Feature Store Summit will feature talks by some of the industry’s top feature store developers. For instance, Spotify engineers will talk about the feature store they developed for their music streaming service. Salesforce engineers will also talk about how they created a feature store for their Salesforce ML platform. Other talks will be given by engineers from Twitter, Iguazio, Amazon, Databricks, Kaskada, Redis, and Microsoft.
Amazon subsidiary Amazon Web Services got into the feature store business in late 2020 as a complement to SageMaker. As an end-to-end machine learning environment, Amazon SageMaker has proven to be extremely popular, and is used by a large number of data scientists for building and deploying machine learning models.
One of the companies hoping to parlay SageMaker’s popularity with data scientists into sales for its machine learning feature store is Cloudian. While the company ostensibly is a developer of an extremely scalable object storage system used to store petabytes of unstructured data, its adherence to Amazon’s S3 storage protocol is providing entry into the world of feature stores, explains Gary Ogasawara, Cloudian’s chief technology officer.
“We keep a close eye on AWS and where they’re getting a lot of interest in and business, and how that can apply to us, and where we want to apply our software across the edge, the data center, and cloud,” Ogasawara tells Datanami.
The company is currently conducting beta tests for its new Streaming Feature Store, which combines Apache Flink for streaming data ingest and the Redis key-value store for high-speed data lookups. Through its support for the S3 API, its hoping to attract SageMaker Feature Store customers who want a more responsive experience, on-prem experience than what AWS can offer.

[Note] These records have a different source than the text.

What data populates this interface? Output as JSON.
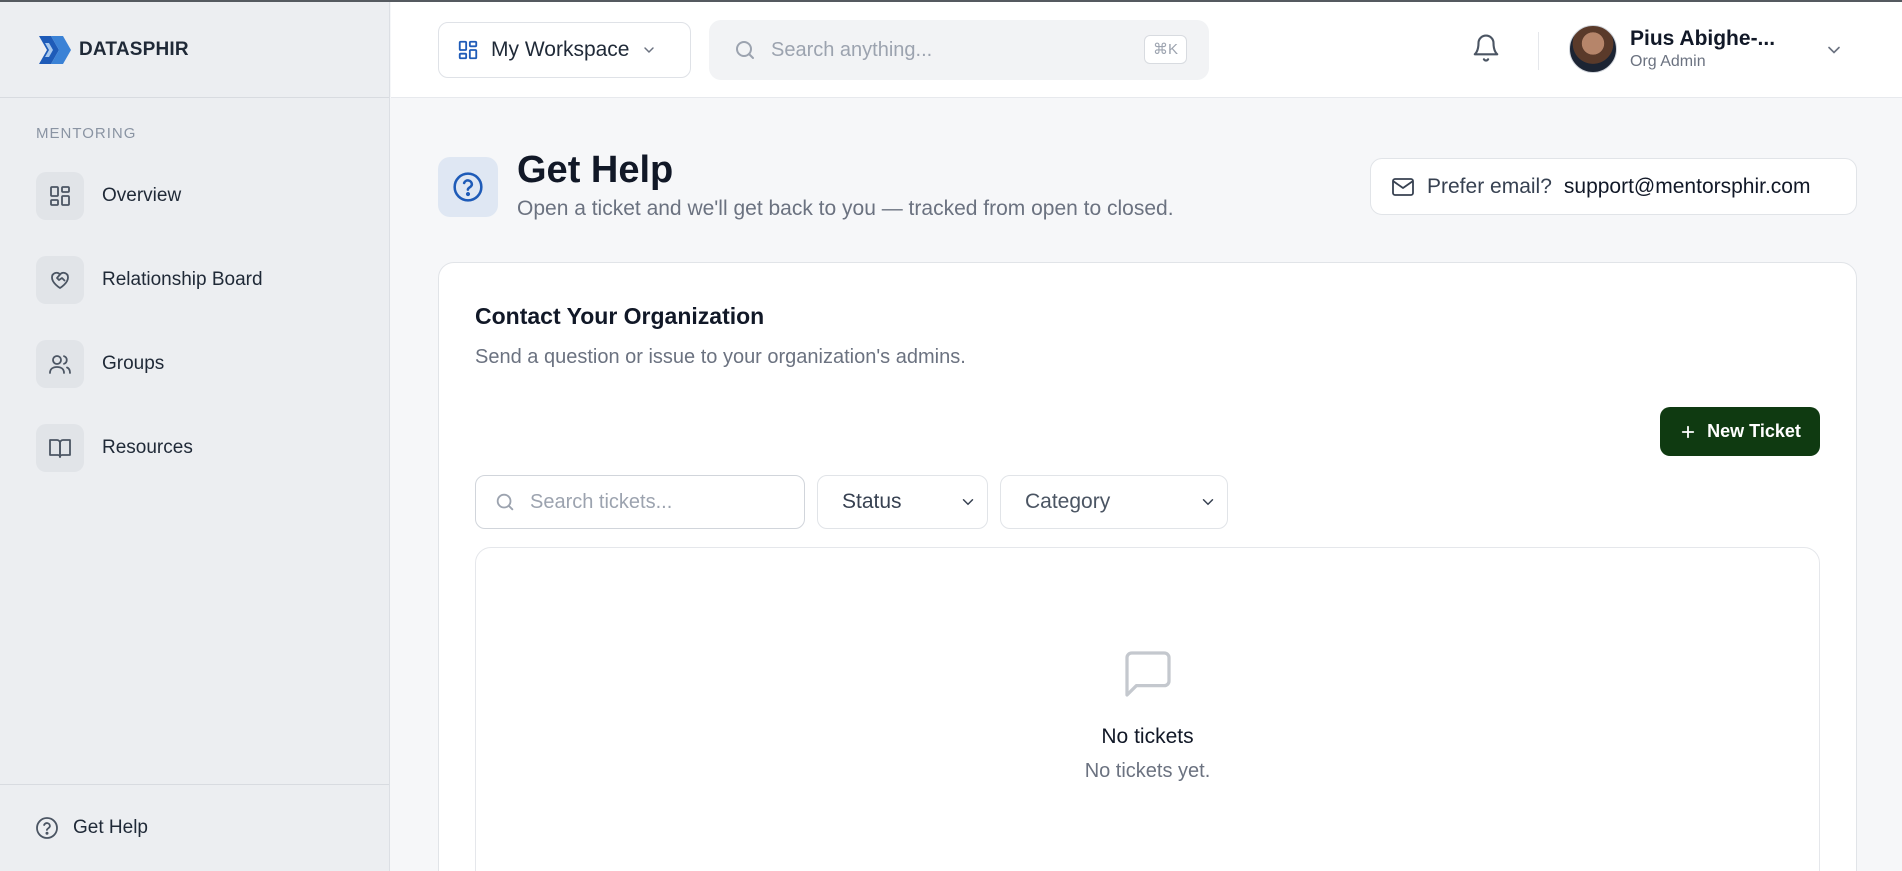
{
  "brand": {
    "name": "DATASPHIR",
    "logo_icon": "datasphir-logo"
  },
  "sidebar": {
    "section_label": "MENTORING",
    "items": [
      {
        "label": "Overview",
        "icon": "grid-icon"
      },
      {
        "label": "Relationship Board",
        "icon": "heart-handshake-icon"
      },
      {
        "label": "Groups",
        "icon": "users-icon"
      },
      {
        "label": "Resources",
        "icon": "book-open-icon"
      }
    ],
    "footer": {
      "label": "Get Help",
      "icon": "help-circle-icon"
    }
  },
  "topbar": {
    "workspace_label": "My Workspace",
    "search_placeholder": "Search anything...",
    "search_shortcut": "⌘K",
    "user": {
      "name": "Pius Abighe-...",
      "role": "Org Admin"
    }
  },
  "page": {
    "title": "Get Help",
    "subtitle": "Open a ticket and we'll get back to you — tracked from open to closed.",
    "email_prefix": "Prefer email?",
    "email_address": "support@mentorsphir.com"
  },
  "card": {
    "title": "Contact Your Organization",
    "subtitle": "Send a question or issue to your organization's admins.",
    "new_ticket_label": "New Ticket",
    "search_placeholder": "Search tickets...",
    "status_label": "Status",
    "category_label": "Category",
    "empty_title": "No tickets",
    "empty_text": "No tickets yet."
  },
  "colors": {
    "accent_dark_green": "#0f3a11",
    "brand_blue": "#1e5bb8",
    "sidebar_bg": "#eceef1",
    "page_bg": "#f6f7f9"
  }
}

“If they want to use AWS SageMaker [Feature Store] they have to go all the way up to the cloud and back, Ogasawara says. “If you have something on premises, it can be much quicker and cheaper.”

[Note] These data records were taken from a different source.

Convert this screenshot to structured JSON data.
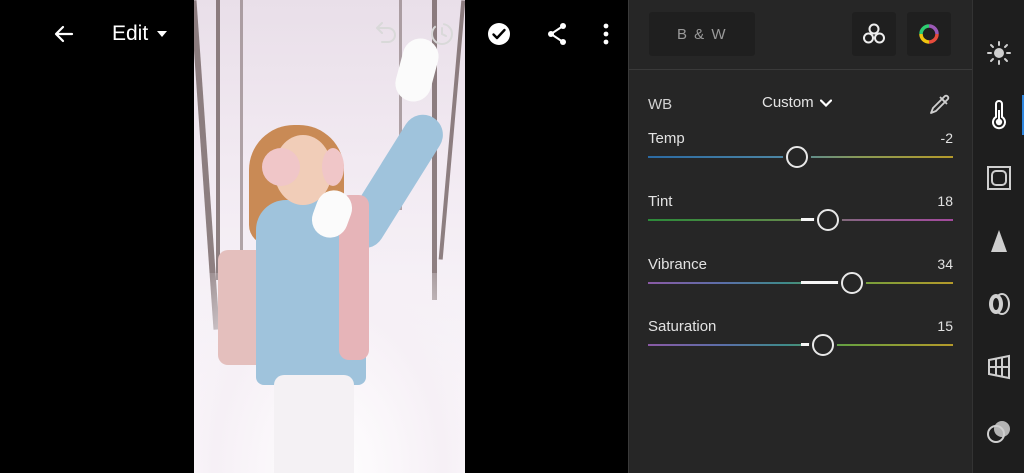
{
  "toolbar": {
    "edit_label": "Edit",
    "back_icon": "arrow-left-icon",
    "undo_icon": "undo-icon",
    "redo_icon": "redo-icon",
    "done_icon": "checkmark-circle-icon",
    "share_icon": "share-icon",
    "more_icon": "more-vertical-icon"
  },
  "panel": {
    "bw_label": "B & W",
    "profile_icon": "profiles-icon",
    "color_mix_icon": "color-mix-icon"
  },
  "white_balance": {
    "label": "WB",
    "preset": "Custom",
    "eyedropper_icon": "eyedropper-icon"
  },
  "sliders": {
    "temp": {
      "label": "Temp",
      "value": "-2",
      "position": 0.49
    },
    "tint": {
      "label": "Tint",
      "value": "18",
      "position": 0.59
    },
    "vibrance": {
      "label": "Vibrance",
      "value": "34",
      "position": 0.67
    },
    "saturation": {
      "label": "Saturation",
      "value": "15",
      "position": 0.575
    }
  },
  "rail": {
    "items": [
      "light-icon",
      "color-icon",
      "effects-icon",
      "detail-icon",
      "optics-icon",
      "geometry-icon",
      "masking-icon"
    ],
    "active": "color-icon"
  },
  "colors": {
    "accent": "#2d86e0",
    "panel_bg": "#262626",
    "rail_bg": "#1e1e1e"
  }
}
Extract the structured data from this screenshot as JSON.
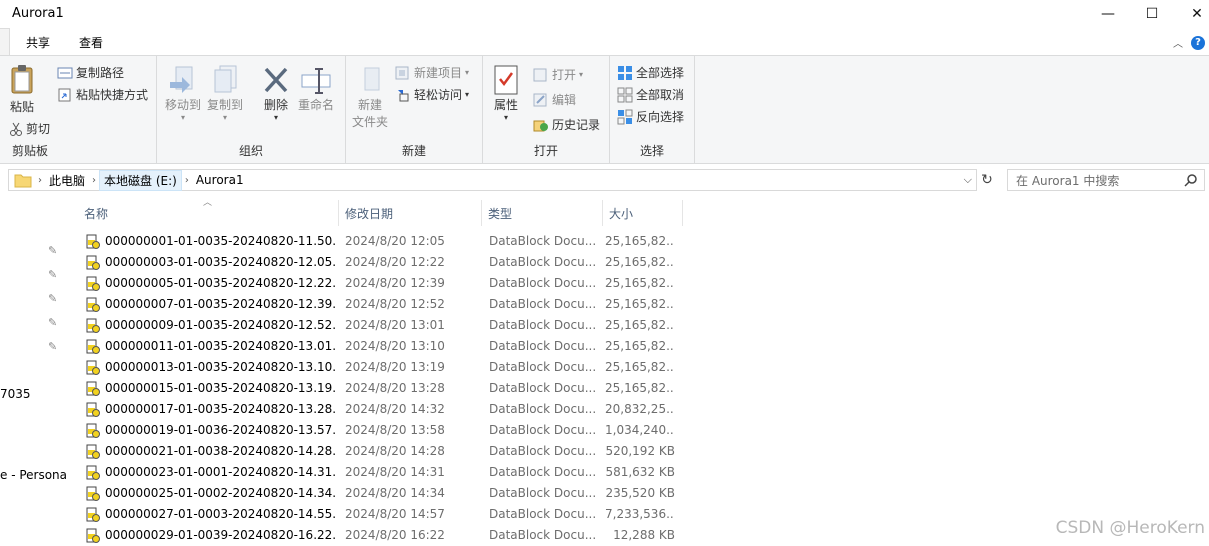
{
  "window": {
    "title": "Aurora1",
    "minimize": "—",
    "maximize": "☐",
    "close": "✕"
  },
  "tabs": [
    {
      "label": "共享"
    },
    {
      "label": "查看"
    }
  ],
  "ribbon": {
    "clipboard": {
      "label": "剪贴板",
      "paste": "粘贴",
      "copy_path": "复制路径",
      "paste_shortcut": "粘贴快捷方式",
      "cut": "剪切"
    },
    "organize": {
      "label": "组织",
      "move_to": "移动到",
      "copy_to": "复制到",
      "delete": "删除",
      "rename": "重命名"
    },
    "new": {
      "label": "新建",
      "new_folder_line1": "新建",
      "new_folder_line2": "文件夹",
      "new_item": "新建项目",
      "easy_access": "轻松访问"
    },
    "open": {
      "label": "打开",
      "properties": "属性",
      "open": "打开",
      "edit": "编辑",
      "history": "历史记录"
    },
    "select": {
      "label": "选择",
      "select_all": "全部选择",
      "select_none": "全部取消",
      "invert": "反向选择"
    }
  },
  "address": {
    "crumbs": [
      "此电脑",
      "本地磁盘 (E:)",
      "Aurora1"
    ]
  },
  "search": {
    "placeholder": "在 Aurora1 中搜索"
  },
  "nav": {
    "texts": [
      "7035",
      "e - Persona"
    ]
  },
  "columns": {
    "name": "名称",
    "date": "修改日期",
    "type": "类型",
    "size": "大小"
  },
  "files": [
    {
      "name": "000000001-01-0035-20240820-11.50....",
      "date": "2024/8/20 12:05",
      "type": "DataBlock Docu...",
      "size": "25,165,82..."
    },
    {
      "name": "000000003-01-0035-20240820-12.05....",
      "date": "2024/8/20 12:22",
      "type": "DataBlock Docu...",
      "size": "25,165,82..."
    },
    {
      "name": "000000005-01-0035-20240820-12.22....",
      "date": "2024/8/20 12:39",
      "type": "DataBlock Docu...",
      "size": "25,165,82..."
    },
    {
      "name": "000000007-01-0035-20240820-12.39....",
      "date": "2024/8/20 12:52",
      "type": "DataBlock Docu...",
      "size": "25,165,82..."
    },
    {
      "name": "000000009-01-0035-20240820-12.52....",
      "date": "2024/8/20 13:01",
      "type": "DataBlock Docu...",
      "size": "25,165,82..."
    },
    {
      "name": "000000011-01-0035-20240820-13.01....",
      "date": "2024/8/20 13:10",
      "type": "DataBlock Docu...",
      "size": "25,165,82..."
    },
    {
      "name": "000000013-01-0035-20240820-13.10....",
      "date": "2024/8/20 13:19",
      "type": "DataBlock Docu...",
      "size": "25,165,82..."
    },
    {
      "name": "000000015-01-0035-20240820-13.19....",
      "date": "2024/8/20 13:28",
      "type": "DataBlock Docu...",
      "size": "25,165,82..."
    },
    {
      "name": "000000017-01-0035-20240820-13.28....",
      "date": "2024/8/20 14:32",
      "type": "DataBlock Docu...",
      "size": "20,832,25..."
    },
    {
      "name": "000000019-01-0036-20240820-13.57....",
      "date": "2024/8/20 13:58",
      "type": "DataBlock Docu...",
      "size": "1,034,240..."
    },
    {
      "name": "000000021-01-0038-20240820-14.28....",
      "date": "2024/8/20 14:28",
      "type": "DataBlock Docu...",
      "size": "520,192 KB"
    },
    {
      "name": "000000023-01-0001-20240820-14.31....",
      "date": "2024/8/20 14:31",
      "type": "DataBlock Docu...",
      "size": "581,632 KB"
    },
    {
      "name": "000000025-01-0002-20240820-14.34....",
      "date": "2024/8/20 14:34",
      "type": "DataBlock Docu...",
      "size": "235,520 KB"
    },
    {
      "name": "000000027-01-0003-20240820-14.55....",
      "date": "2024/8/20 14:57",
      "type": "DataBlock Docu...",
      "size": "7,233,536..."
    },
    {
      "name": "000000029-01-0039-20240820-16.22....",
      "date": "2024/8/20 16:22",
      "type": "DataBlock Docu...",
      "size": "12,288 KB"
    }
  ],
  "watermark": "CSDN @HeroKern"
}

Cloudian clearly senses an opportunity to sell feature stores to its 700-odd clients. In the current feature store boom, there are many open source offerings being created, but they lack a common standard. Cloudian is throwing in its lot in with AWS and betting that S3 will become that standard.
“We haven’t seen that consolidation in the market or in the API around that,” says Ogasawara, who wrote a recent blog post on the company’s Streaming Feature Store. “Now for us, we feel we feel strongly that AWS SageMaker Feature Store API is the way to go. There is a built-in customer base that have been using the API ,vetting it, using it under stress. And then as that API develops, we could continue to develop along with it and build more and more features.”
Editor’s note: Tecton will not be presenting at the upcoming Feature Store Summit.